§ **TASK PROMPT**:
Your answer should consist of the lines in the following data that contain "this".

§ **INFORMATION SHOWN**:

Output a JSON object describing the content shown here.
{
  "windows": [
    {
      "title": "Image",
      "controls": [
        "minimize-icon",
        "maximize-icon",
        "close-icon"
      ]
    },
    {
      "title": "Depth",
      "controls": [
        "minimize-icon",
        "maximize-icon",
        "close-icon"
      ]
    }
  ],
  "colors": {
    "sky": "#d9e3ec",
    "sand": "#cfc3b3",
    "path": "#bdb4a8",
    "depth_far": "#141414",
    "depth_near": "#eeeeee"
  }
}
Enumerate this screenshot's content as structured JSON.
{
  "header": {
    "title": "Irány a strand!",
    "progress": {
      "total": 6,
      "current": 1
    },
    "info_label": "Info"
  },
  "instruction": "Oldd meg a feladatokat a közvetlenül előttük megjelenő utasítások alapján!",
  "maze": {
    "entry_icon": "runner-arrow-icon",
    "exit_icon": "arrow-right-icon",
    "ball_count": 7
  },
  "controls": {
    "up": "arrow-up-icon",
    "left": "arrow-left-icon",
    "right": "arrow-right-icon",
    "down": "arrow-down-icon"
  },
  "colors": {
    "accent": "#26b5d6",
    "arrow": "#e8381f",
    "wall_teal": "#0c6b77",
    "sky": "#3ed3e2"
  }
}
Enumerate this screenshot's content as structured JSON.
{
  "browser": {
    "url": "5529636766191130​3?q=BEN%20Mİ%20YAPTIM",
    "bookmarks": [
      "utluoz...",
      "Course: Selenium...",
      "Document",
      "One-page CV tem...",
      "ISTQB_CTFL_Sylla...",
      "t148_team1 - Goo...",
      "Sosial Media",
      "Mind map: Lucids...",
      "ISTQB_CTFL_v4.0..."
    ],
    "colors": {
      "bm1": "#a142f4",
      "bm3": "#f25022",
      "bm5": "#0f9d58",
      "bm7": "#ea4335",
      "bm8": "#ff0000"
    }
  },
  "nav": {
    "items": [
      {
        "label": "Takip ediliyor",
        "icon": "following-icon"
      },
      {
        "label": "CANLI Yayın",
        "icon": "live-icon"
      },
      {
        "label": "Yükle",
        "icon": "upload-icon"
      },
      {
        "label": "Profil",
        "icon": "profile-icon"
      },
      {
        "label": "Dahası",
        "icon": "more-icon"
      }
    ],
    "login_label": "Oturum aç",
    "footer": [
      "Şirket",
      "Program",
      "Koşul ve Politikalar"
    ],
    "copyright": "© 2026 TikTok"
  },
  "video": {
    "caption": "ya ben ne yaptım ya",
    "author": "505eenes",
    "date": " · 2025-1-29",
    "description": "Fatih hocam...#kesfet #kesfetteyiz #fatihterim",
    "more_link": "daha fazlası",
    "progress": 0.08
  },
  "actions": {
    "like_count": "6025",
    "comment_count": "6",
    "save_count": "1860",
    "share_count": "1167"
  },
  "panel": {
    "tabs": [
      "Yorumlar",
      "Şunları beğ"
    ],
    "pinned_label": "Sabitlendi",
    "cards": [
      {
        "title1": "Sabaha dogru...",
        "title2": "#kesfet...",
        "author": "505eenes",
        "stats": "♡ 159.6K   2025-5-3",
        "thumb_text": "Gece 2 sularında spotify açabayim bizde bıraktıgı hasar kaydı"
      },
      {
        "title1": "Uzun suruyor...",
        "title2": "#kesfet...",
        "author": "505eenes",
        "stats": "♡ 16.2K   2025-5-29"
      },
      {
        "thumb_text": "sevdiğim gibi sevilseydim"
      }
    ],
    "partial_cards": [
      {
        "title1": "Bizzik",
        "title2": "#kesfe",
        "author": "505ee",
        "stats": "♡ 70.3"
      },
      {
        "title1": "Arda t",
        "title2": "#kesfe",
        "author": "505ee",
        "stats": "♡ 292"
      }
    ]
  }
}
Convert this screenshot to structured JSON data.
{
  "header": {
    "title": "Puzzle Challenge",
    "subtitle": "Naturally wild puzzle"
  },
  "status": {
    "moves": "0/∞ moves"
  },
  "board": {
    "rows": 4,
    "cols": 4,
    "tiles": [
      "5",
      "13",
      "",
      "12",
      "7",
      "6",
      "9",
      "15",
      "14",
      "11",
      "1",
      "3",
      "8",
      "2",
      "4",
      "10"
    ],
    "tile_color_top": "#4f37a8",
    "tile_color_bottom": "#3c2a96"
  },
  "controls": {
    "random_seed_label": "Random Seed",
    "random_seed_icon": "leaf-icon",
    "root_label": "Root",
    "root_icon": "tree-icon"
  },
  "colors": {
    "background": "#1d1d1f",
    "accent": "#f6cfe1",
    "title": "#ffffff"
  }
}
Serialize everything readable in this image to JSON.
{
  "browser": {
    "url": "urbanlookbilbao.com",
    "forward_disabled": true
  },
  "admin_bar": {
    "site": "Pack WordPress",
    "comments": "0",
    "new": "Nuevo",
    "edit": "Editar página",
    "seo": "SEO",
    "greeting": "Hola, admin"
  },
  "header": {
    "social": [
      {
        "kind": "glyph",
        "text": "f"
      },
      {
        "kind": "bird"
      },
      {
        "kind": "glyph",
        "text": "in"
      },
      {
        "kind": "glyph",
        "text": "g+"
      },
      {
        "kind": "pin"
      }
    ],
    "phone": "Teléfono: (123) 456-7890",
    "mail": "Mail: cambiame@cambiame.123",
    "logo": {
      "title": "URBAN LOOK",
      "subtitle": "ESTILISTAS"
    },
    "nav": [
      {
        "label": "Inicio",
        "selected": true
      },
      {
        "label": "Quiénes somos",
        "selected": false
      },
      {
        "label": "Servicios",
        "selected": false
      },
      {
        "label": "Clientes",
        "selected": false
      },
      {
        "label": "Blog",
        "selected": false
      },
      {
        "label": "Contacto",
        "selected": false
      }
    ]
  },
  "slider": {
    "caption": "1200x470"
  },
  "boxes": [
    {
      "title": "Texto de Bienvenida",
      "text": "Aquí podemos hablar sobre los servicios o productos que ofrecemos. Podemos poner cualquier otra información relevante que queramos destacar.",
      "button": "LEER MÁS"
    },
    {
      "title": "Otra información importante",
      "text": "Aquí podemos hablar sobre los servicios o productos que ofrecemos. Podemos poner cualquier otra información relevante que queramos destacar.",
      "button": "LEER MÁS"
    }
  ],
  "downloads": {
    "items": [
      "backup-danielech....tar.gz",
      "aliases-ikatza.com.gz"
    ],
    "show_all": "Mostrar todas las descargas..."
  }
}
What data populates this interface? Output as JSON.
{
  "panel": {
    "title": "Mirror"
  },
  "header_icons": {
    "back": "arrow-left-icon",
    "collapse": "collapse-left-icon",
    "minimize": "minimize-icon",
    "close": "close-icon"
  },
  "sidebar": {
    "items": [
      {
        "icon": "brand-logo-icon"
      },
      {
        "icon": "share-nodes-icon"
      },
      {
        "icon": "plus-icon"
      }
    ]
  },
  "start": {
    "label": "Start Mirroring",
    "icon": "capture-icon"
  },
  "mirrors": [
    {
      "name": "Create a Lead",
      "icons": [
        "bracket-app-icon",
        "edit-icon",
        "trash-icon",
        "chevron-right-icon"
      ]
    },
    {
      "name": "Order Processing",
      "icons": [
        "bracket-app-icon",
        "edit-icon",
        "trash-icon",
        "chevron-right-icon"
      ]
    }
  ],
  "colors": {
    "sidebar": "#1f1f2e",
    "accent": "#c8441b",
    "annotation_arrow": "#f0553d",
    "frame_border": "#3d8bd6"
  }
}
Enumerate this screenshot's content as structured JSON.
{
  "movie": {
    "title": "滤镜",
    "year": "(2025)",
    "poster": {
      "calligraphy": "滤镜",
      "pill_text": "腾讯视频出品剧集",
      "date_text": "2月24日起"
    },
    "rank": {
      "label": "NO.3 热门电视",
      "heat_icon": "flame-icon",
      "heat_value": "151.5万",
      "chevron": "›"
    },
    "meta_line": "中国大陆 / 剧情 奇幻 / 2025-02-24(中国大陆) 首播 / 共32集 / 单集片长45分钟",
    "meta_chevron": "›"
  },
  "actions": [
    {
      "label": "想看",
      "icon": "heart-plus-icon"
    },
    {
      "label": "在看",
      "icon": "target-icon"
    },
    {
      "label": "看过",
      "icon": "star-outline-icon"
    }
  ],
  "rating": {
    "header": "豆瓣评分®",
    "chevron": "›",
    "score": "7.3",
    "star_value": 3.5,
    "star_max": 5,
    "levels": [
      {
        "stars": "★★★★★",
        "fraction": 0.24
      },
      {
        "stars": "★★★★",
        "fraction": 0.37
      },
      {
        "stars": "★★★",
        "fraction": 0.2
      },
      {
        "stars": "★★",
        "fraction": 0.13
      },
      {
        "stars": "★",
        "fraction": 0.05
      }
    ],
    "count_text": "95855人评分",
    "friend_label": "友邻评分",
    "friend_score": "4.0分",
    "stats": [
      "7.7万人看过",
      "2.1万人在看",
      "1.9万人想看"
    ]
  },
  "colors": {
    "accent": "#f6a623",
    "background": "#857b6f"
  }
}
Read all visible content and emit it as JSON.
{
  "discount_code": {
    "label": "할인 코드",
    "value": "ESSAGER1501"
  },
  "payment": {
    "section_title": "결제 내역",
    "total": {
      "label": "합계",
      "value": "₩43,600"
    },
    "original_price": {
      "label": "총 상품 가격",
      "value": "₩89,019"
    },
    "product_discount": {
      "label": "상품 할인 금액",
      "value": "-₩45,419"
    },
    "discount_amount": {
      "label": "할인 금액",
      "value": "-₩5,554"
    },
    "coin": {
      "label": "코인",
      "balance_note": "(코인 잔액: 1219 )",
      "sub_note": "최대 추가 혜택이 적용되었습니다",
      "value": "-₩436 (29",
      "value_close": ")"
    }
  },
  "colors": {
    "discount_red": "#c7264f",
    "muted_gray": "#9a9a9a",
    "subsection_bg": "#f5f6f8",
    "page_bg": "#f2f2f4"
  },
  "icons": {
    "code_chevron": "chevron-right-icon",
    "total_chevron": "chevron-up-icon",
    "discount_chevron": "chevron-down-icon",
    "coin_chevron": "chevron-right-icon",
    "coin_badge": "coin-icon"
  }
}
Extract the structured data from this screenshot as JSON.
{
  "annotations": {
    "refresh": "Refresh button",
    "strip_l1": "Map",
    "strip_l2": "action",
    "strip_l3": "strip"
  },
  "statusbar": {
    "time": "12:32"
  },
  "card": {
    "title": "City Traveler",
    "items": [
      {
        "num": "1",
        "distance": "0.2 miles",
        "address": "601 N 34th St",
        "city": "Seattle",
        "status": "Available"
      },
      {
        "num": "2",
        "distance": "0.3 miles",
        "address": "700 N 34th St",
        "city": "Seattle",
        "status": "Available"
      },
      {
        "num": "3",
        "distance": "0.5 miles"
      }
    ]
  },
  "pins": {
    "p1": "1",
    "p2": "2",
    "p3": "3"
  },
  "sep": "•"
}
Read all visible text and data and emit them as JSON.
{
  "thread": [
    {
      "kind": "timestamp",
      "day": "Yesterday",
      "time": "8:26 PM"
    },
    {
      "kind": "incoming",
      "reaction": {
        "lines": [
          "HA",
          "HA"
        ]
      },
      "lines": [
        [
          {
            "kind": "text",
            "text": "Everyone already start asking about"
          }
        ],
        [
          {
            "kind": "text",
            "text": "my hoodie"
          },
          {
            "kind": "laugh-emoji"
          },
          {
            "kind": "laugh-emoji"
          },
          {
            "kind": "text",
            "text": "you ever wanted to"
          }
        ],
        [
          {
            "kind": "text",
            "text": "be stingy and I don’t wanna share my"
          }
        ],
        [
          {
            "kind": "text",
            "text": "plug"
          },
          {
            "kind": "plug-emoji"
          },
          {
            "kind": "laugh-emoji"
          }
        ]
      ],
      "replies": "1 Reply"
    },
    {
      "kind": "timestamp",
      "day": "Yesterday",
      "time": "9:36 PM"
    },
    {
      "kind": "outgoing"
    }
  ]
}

§ **EXERCISE RESULT**:
Enumerate this screenshot's content as structured JSON.
Enumerate this screenshot's content as structured JSON.
Convert this screenshot to structured JSON data.
Serialize everything readable in this image to JSON.
What data populates this interface? Output as JSON.
Enumerate this screenshot's content as structured JSON.
Extract the structured data from this screenshot as JSON.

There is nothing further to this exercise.